SUPPLIED RECORDS
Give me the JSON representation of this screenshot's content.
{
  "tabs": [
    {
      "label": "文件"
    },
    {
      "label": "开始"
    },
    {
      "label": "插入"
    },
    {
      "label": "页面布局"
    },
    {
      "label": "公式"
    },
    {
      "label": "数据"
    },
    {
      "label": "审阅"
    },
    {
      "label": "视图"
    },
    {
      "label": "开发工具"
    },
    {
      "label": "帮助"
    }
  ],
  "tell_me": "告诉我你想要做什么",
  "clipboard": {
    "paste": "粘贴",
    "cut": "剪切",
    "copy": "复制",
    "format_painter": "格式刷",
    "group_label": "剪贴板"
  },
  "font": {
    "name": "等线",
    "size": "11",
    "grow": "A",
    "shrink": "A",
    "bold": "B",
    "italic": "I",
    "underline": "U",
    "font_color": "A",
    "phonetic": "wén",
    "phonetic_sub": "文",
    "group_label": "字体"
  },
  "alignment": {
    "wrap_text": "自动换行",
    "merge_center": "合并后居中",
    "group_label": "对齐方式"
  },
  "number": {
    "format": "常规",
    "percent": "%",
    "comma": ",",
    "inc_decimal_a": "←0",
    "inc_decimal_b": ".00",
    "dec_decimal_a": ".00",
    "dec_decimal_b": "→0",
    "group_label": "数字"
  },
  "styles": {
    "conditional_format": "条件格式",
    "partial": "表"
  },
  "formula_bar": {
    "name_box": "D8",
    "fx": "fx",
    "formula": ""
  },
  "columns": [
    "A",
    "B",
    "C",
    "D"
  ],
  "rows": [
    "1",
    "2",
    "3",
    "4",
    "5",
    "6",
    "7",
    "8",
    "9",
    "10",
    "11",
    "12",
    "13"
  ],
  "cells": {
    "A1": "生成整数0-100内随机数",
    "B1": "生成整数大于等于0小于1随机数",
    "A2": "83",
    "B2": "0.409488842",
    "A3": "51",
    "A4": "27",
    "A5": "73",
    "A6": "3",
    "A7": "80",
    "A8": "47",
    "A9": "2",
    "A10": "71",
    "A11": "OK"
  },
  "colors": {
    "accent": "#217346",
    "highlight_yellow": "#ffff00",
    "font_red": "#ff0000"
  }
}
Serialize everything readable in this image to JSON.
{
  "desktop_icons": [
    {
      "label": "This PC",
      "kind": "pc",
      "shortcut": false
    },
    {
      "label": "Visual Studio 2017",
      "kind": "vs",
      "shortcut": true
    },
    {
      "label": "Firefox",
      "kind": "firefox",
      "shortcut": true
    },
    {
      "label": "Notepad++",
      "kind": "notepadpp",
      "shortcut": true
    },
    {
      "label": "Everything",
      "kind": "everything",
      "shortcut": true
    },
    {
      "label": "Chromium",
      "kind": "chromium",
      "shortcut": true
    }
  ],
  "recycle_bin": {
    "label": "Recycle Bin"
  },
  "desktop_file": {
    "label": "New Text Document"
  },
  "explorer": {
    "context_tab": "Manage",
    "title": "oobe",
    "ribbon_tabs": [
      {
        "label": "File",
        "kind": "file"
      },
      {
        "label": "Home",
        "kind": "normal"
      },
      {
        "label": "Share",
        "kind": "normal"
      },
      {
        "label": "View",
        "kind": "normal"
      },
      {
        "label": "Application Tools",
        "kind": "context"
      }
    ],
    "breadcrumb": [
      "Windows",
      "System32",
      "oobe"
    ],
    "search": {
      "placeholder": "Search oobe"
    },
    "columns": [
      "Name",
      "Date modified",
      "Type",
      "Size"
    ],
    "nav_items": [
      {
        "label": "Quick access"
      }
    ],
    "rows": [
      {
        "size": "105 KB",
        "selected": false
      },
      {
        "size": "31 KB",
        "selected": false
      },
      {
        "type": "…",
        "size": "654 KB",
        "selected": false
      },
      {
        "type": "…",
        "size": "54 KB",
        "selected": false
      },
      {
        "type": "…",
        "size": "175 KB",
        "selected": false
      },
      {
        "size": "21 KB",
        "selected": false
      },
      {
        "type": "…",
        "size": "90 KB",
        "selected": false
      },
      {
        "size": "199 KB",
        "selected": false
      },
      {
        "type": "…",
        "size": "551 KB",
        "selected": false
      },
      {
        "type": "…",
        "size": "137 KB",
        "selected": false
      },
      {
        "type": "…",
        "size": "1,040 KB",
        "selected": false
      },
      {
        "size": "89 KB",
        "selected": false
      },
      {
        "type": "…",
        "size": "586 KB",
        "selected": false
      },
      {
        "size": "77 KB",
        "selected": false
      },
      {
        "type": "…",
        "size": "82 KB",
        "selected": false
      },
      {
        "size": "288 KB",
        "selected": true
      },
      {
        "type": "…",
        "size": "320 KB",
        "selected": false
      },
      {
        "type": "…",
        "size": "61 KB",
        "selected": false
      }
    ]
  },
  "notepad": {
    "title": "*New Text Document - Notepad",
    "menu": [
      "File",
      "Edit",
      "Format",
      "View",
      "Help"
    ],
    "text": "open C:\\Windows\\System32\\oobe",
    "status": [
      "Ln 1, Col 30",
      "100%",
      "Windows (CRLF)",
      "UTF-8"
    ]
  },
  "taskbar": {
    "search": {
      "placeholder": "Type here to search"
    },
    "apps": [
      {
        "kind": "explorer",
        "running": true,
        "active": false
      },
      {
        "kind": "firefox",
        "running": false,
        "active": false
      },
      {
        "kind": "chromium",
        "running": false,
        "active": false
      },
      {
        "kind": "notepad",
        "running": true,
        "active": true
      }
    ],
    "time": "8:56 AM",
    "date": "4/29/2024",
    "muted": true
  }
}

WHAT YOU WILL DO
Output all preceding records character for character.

SOLUTION TO THE EXERCISE
Give me the JSON representation of this screenshot's content.
{
  "tabs": [
    {
      "label": "文件"
    },
    {
      "label": "开始"
    },
    {
      "label": "插入"
    },
    {
      "label": "页面布局"
    },
    {
      "label": "公式"
    },
    {
      "label": "数据"
    },
    {
      "label": "审阅"
    },
    {
      "label": "视图"
    },
    {
      "label": "开发工具"
    },
    {
      "label": "帮助"
    }
  ],
  "tell_me": "告诉我你想要做什么",
  "clipboard": {
    "paste": "粘贴",
    "cut": "剪切",
    "copy": "复制",
    "format_painter": "格式刷",
    "group_label": "剪贴板"
  },
  "font": {
    "name": "等线",
    "size": "11",
    "grow": "A",
    "shrink": "A",
    "bold": "B",
    "italic": "I",
    "underline": "U",
    "font_color": "A",
    "phonetic": "wén",
    "phonetic_sub": "文",
    "group_label": "字体"
  },
  "alignment": {
    "wrap_text": "自动换行",
    "merge_center": "合并后居中",
    "group_label": "对齐方式"
  },
  "number": {
    "format": "常规",
    "percent": "%",
    "comma": ",",
    "inc_decimal_a": "←0",
    "inc_decimal_b": ".00",
    "dec_decimal_a": ".00",
    "dec_decimal_b": "→0",
    "group_label": "数字"
  },
  "styles": {
    "conditional_format": "条件格式",
    "partial": "表"
  },
  "formula_bar": {
    "name_box": "D8",
    "fx": "fx",
    "formula": ""
  },
  "columns": [
    "A",
    "B",
    "C",
    "D"
  ],
  "rows": [
    "1",
    "2",
    "3",
    "4",
    "5",
    "6",
    "7",
    "8",
    "9",
    "10",
    "11",
    "12",
    "13"
  ],
  "cells": {
    "A1": "生成整数0-100内随机数",
    "B1": "生成整数大于等于0小于1随机数",
    "A2": "83",
    "B2": "0.409488842",
    "A3": "51",
    "A4": "27",
    "A5": "73",
    "A6": "3",
    "A7": "80",
    "A8": "47",
    "A9": "2",
    "A10": "71",
    "A11": "OK"
  },
  "colors": {
    "accent": "#217346",
    "highlight_yellow": "#ffff00",
    "font_red": "#ff0000"
  }
}
Serialize everything readable in this image to JSON.
{
  "desktop_icons": [
    {
      "label": "This PC",
      "kind": "pc",
      "shortcut": false
    },
    {
      "label": "Visual Studio 2017",
      "kind": "vs",
      "shortcut": true
    },
    {
      "label": "Firefox",
      "kind": "firefox",
      "shortcut": true
    },
    {
      "label": "Notepad++",
      "kind": "notepadpp",
      "shortcut": true
    },
    {
      "label": "Everything",
      "kind": "everything",
      "shortcut": true
    },
    {
      "label": "Chromium",
      "kind": "chromium",
      "shortcut": true
    }
  ],
  "recycle_bin": {
    "label": "Recycle Bin"
  },
  "desktop_file": {
    "label": "New Text Document"
  },
  "explorer": {
    "context_tab": "Manage",
    "title": "oobe",
    "ribbon_tabs": [
      {
        "label": "File",
        "kind": "file"
      },
      {
        "label": "Home",
        "kind": "normal"
      },
      {
        "label": "Share",
        "kind": "normal"
      },
      {
        "label": "View",
        "kind": "normal"
      },
      {
        "label": "Application Tools",
        "kind": "context"
      }
    ],
    "breadcrumb": [
      "Windows",
      "System32",
      "oobe"
    ],
    "search": {
      "placeholder": "Search oobe"
    },
    "columns": [
      "Name",
      "Date modified",
      "Type",
      "Size"
    ],
    "nav_items": [
      {
        "label": "Quick access"
      }
    ],
    "rows": [
      {
        "size": "105 KB",
        "selected": false
      },
      {
        "size": "31 KB",
        "selected": false
      },
      {
        "type": "…",
        "size": "654 KB",
        "selected": false
      },
      {
        "type": "…",
        "size": "54 KB",
        "selected": false
      },
      {
        "type": "…",
        "size": "175 KB",
        "selected": false
      },
      {
        "size": "21 KB",
        "selected": false
      },
      {
        "type": "…",
        "size": "90 KB",
        "selected": false
      },
      {
        "size": "199 KB",
        "selected": false
      },
      {
        "type": "…",
        "size": "551 KB",
        "selected": false
      },
      {
        "type": "…",
        "size": "137 KB",
        "selected": false
      },
      {
        "type": "…",
        "size": "1,040 KB",
        "selected": false
      },
      {
        "size": "89 KB",
        "selected": false
      },
      {
        "type": "…",
        "size": "586 KB",
        "selected": false
      },
      {
        "size": "77 KB",
        "selected": false
      },
      {
        "type": "…",
        "size": "82 KB",
        "selected": false
      },
      {
        "size": "288 KB",
        "selected": true
      },
      {
        "type": "…",
        "size": "320 KB",
        "selected": false
      },
      {
        "type": "…",
        "size": "61 KB",
        "selected": false
      }
    ]
  },
  "notepad": {
    "title": "*New Text Document - Notepad",
    "menu": [
      "File",
      "Edit",
      "Format",
      "View",
      "Help"
    ],
    "text": "open C:\\Windows\\System32\\oobe",
    "status": [
      "Ln 1, Col 30",
      "100%",
      "Windows (CRLF)",
      "UTF-8"
    ]
  },
  "taskbar": {
    "search": {
      "placeholder": "Type here to search"
    },
    "apps": [
      {
        "kind": "explorer",
        "running": true,
        "active": false
      },
      {
        "kind": "firefox",
        "running": false,
        "active": false
      },
      {
        "kind": "chromium",
        "running": false,
        "active": false
      },
      {
        "kind": "notepad",
        "running": true,
        "active": true
      }
    ],
    "time": "8:56 AM",
    "date": "4/29/2024",
    "muted": true
  }
}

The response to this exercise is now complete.